I was so out of it when the alarm went off this morning, I started pulling office clothes out of the closet. It took me a few minutes to realize I wasn’t going to a job interview, but to a doctor’s appointment.
Finally, I met with the endocrinologist. Nice older gent, very sharp and a good communicator. He asked how I found him. I told him he was the senior specialist listed on the hospital website. “I thought you might have found me on Google,” he said. “I wrote a paper on subclinical hypothyroidism, that’s how a lot of people end up here.”
Nope, I told him. For once, I simply lucked out.
I told him I thought I’d been hypothyroid for a long time, but the tests didn’t confirm it. (I’d actually had a couple of tests that did indicate it, but when they were redone, I was normal.) Why did you think you were? he wanted to know. Brain fog, dry skin, low body temperature, I said.
“That’s just a variation,” he said. “Lots of people have a lower temperature.”
“Yeah, but when I get sick, mine goes even lower.”
“How low?” he asked.
“When I was sick in February, it was 93.3.” (I remember because it was the same as WMMR-FM, the classic rock station.)
He looked at me, but didn’t say anything.
So he ordered a more extensive set of blood tests but because of the holiday, I probably won’t get the results until next week.

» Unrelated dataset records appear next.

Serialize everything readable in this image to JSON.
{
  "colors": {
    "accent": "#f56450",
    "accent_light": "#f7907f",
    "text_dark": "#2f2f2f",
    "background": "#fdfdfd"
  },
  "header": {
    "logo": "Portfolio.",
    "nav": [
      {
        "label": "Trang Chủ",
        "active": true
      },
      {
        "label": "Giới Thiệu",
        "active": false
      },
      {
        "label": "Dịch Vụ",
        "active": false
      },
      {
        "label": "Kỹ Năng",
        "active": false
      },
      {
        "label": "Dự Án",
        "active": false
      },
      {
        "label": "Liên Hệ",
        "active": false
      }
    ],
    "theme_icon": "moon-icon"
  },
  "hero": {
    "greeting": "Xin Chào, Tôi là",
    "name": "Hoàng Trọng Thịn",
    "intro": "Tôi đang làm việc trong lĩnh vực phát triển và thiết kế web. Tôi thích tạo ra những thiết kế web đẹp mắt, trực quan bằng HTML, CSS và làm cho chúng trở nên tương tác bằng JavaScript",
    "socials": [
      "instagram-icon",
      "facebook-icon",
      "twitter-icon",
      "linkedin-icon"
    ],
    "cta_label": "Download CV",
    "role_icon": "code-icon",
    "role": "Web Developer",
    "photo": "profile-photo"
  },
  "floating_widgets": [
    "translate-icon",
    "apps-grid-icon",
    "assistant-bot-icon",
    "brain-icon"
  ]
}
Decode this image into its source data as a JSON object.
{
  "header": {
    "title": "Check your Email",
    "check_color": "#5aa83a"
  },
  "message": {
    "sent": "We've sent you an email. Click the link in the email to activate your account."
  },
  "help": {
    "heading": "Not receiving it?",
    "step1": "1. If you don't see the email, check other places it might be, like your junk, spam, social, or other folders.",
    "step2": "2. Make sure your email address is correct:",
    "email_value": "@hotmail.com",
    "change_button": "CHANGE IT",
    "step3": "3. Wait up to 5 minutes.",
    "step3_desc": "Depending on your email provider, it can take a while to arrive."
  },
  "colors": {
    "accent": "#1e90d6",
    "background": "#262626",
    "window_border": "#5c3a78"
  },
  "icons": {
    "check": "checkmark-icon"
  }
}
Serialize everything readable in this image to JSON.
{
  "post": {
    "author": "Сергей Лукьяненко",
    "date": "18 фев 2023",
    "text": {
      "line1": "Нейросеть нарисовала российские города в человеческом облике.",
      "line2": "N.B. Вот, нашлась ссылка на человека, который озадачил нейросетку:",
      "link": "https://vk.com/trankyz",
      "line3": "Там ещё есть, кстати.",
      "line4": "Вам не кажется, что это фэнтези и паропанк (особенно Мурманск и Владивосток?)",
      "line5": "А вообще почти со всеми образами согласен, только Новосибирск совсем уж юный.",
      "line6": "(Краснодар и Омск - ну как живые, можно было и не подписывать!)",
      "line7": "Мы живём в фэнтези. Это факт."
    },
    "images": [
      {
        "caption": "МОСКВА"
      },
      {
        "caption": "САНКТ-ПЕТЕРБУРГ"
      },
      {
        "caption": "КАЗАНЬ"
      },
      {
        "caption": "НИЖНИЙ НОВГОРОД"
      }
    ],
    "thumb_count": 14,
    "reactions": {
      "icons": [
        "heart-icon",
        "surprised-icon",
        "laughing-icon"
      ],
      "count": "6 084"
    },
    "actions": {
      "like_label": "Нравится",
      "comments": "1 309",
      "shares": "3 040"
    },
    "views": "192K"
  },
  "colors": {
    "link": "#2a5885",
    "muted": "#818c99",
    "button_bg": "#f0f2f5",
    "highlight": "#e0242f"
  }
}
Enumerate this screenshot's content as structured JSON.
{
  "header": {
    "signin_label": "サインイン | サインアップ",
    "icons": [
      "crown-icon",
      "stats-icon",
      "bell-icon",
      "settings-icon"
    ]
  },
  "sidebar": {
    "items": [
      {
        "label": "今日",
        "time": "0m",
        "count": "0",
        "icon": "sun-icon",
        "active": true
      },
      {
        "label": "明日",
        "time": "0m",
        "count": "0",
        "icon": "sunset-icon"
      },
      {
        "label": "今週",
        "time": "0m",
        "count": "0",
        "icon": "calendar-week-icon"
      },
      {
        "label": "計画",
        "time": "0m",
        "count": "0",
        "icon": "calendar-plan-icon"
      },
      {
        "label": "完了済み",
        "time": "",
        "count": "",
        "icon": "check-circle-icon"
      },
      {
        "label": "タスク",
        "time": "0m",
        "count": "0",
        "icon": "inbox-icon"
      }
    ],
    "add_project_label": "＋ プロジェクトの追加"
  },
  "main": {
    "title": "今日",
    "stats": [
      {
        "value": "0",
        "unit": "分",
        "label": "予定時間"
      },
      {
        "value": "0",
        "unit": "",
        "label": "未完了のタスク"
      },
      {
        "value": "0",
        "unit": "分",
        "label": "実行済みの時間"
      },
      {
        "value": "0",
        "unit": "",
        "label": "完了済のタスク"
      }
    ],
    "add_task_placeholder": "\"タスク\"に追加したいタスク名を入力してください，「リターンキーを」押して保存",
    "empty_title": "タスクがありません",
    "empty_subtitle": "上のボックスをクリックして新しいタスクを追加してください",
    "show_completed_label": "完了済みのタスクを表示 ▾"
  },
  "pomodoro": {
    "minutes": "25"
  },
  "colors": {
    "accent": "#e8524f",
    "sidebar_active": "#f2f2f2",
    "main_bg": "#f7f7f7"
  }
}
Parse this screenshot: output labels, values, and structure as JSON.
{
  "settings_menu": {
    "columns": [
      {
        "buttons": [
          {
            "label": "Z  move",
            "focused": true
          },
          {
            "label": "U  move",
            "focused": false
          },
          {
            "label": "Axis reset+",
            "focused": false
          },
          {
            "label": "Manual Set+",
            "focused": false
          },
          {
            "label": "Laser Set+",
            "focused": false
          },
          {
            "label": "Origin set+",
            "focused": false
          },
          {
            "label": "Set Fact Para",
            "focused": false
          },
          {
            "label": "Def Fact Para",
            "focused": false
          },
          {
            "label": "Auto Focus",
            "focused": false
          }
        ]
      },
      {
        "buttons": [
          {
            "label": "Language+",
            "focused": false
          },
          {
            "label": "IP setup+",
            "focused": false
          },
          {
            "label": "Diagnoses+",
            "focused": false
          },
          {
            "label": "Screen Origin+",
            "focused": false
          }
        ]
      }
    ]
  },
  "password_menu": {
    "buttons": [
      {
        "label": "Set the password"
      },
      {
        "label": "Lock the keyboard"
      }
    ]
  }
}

He told me it was unlikely that the new test would show much of a difference, but he’d have a better idea of possible causes. I asked (because I’m curious that way) if this had anything to do with why I have such strong reactions to such small doses of medication. He said yes, because I’d metabolize things much more slowly and they would have that effect – interesting, I thought.
Anyway, so we’ll see what happens. He told me to make a followup appointment in six weeks; the next available one was the end of August. Good thing we don’t have socialized medicine, huh?
UPDATE: By the way, blood pressure’s still good – 132/72. Glad I didn’t let the primary doc put me on statins!